...about one-third of the sample supports the “pure” public option [with no state opt-out or trigger]. A slightly smaller group, roughly 30%, supports a “qualified” public option that features either an opt-out provision or a trigger. About 20% of the public oppose the option, but would support it with an opt-out provision. Thirteen percent oppose it but would support it with a trigger. Finally, there is a “diehard” group of public option opponents, who are about 20-25% of the population.

Finally, Jonathan Chait looks at the possible strategic angles behind Republican/conservative politicians' and commentators' interpretations of health care polls.

Tuesday, November 17, 2009

Opposition to Health Care Reform from the Left (11/17)

As shown in this Pollster.com graphic, public support for President Obama and the Democrats' health care reform plans has consistently been around 45% (plus or minus a few percent) for several months, whereas opposition has consistently approached 50% for the past few months.
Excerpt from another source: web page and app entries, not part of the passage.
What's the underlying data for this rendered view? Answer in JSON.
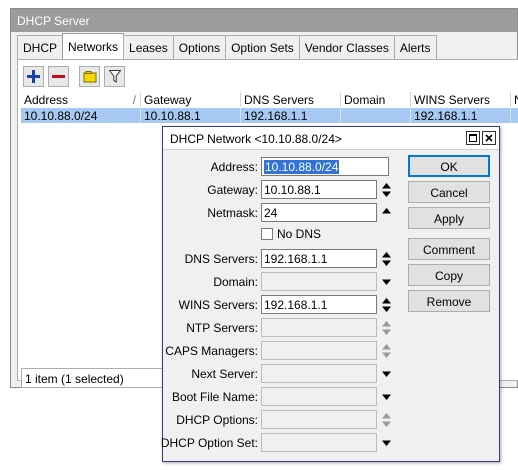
{
  "main_window": {
    "title": "DHCP Server",
    "tabs": [
      {
        "label": "DHCP"
      },
      {
        "label": "Networks"
      },
      {
        "label": "Leases"
      },
      {
        "label": "Options"
      },
      {
        "label": "Option Sets"
      },
      {
        "label": "Vendor Classes"
      },
      {
        "label": "Alerts"
      }
    ],
    "toolbar": {
      "add_icon": "plus-icon",
      "remove_icon": "minus-icon",
      "comment_icon": "note-icon",
      "filter_icon": "filter-icon"
    },
    "grid": {
      "columns": [
        "Address",
        "Gateway",
        "DNS Servers",
        "Domain",
        "WINS Servers",
        "Ne"
      ],
      "rows": [
        [
          "10.10.88.0/24",
          "10.10.88.1",
          "192.168.1.1",
          "",
          "192.168.1.1",
          ""
        ]
      ]
    },
    "status": "1 item (1 selected)"
  },
  "dialog": {
    "title": "DHCP Network <10.10.88.0/24>",
    "fields": {
      "address": {
        "label": "Address:",
        "value": "10.10.88.0/24"
      },
      "gateway": {
        "label": "Gateway:",
        "value": "10.10.88.1"
      },
      "netmask": {
        "label": "Netmask:",
        "value": "24"
      },
      "no_dns": {
        "label": "No DNS",
        "checked": false
      },
      "dns_servers": {
        "label": "DNS Servers:",
        "value": "192.168.1.1"
      },
      "domain": {
        "label": "Domain:",
        "value": ""
      },
      "wins_servers": {
        "label": "WINS Servers:",
        "value": "192.168.1.1"
      },
      "ntp_servers": {
        "label": "NTP Servers:",
        "value": ""
      },
      "caps_managers": {
        "label": "CAPS Managers:",
        "value": ""
      },
      "next_server": {
        "label": "Next Server:",
        "value": ""
      },
      "boot_file_name": {
        "label": "Boot File Name:",
        "value": ""
      },
      "dhcp_options": {
        "label": "DHCP Options:",
        "value": ""
      },
      "dhcp_option_set": {
        "label": "DHCP Option Set:",
        "value": ""
      }
    },
    "buttons": {
      "ok": "OK",
      "cancel": "Cancel",
      "apply": "Apply",
      "comment": "Comment",
      "copy": "Copy",
      "remove": "Remove"
    }
  },
  "colors": {
    "selection": "#a6c8f2",
    "add_icon": "#1a3fa8",
    "remove_icon": "#c0101c",
    "comment_icon": "#f5d800",
    "focus_border": "#0078d7"
  }
}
That nearly all recent polls show opposition exceeding support -- albeit often by small margins -- may lend some credence to Republican Senate floor leader Mitch McConnell's claim over the weekend that the country does not want the pending legislation and that Democratic efforts to pass it are at their own peril.

In a technical sense, McConnell may be right. However, the implication that conservative opposition to the Democrats' bills is carrying the day does not appear to be correct.

A new CNN/Opinion Research Corporation poll (in the field November 13-15) obtained a typical finding, namely that 46% favored the U.S. House's recently passed "bill that would make major changes in the country’s health care system," whereas 49% expressed opposition. However, CNN asked this follow-up question to respondents in the opposition camp: "Do you oppose that bill because you think its approach toward health care is too liberal, or because you think its approach toward health care is not liberal enough?"

Responses broke down as follows: 34% opposed the bill because they considered it too liberal; 10% opposed it because they felt it was not liberal enough; 3% opposed it for other reasons; and the remaining couple of percent apparently did not endorse a reason. One can thus conclude (within the usual confines of the margin of error) that 56% of Americans favor either the House-passed version of health care reform or something further to the left. (Thanks to Pollster.com discussant "Wong" for pointing out this finding.)

I just did some Google searching on the CNN/ORC question wording for the item that asked opponents why they didn't favor the bill, and I could not find any previous instances of this question being asked. Without such a question, we would not know whether opposition to the Democrats' health call bills was monolithic or diversified. Now, we have a pretty good idea.

Tuesday, November 10, 2009

October trends in support for health care reform are examined by Mark Blumenthal and by the team of Robert Blendon and John Benson, the latter also featuring comparisons to 1994.

Sunday, November 1, 2009

Gallup distills its polling on health care reform into five major themes (hat tip).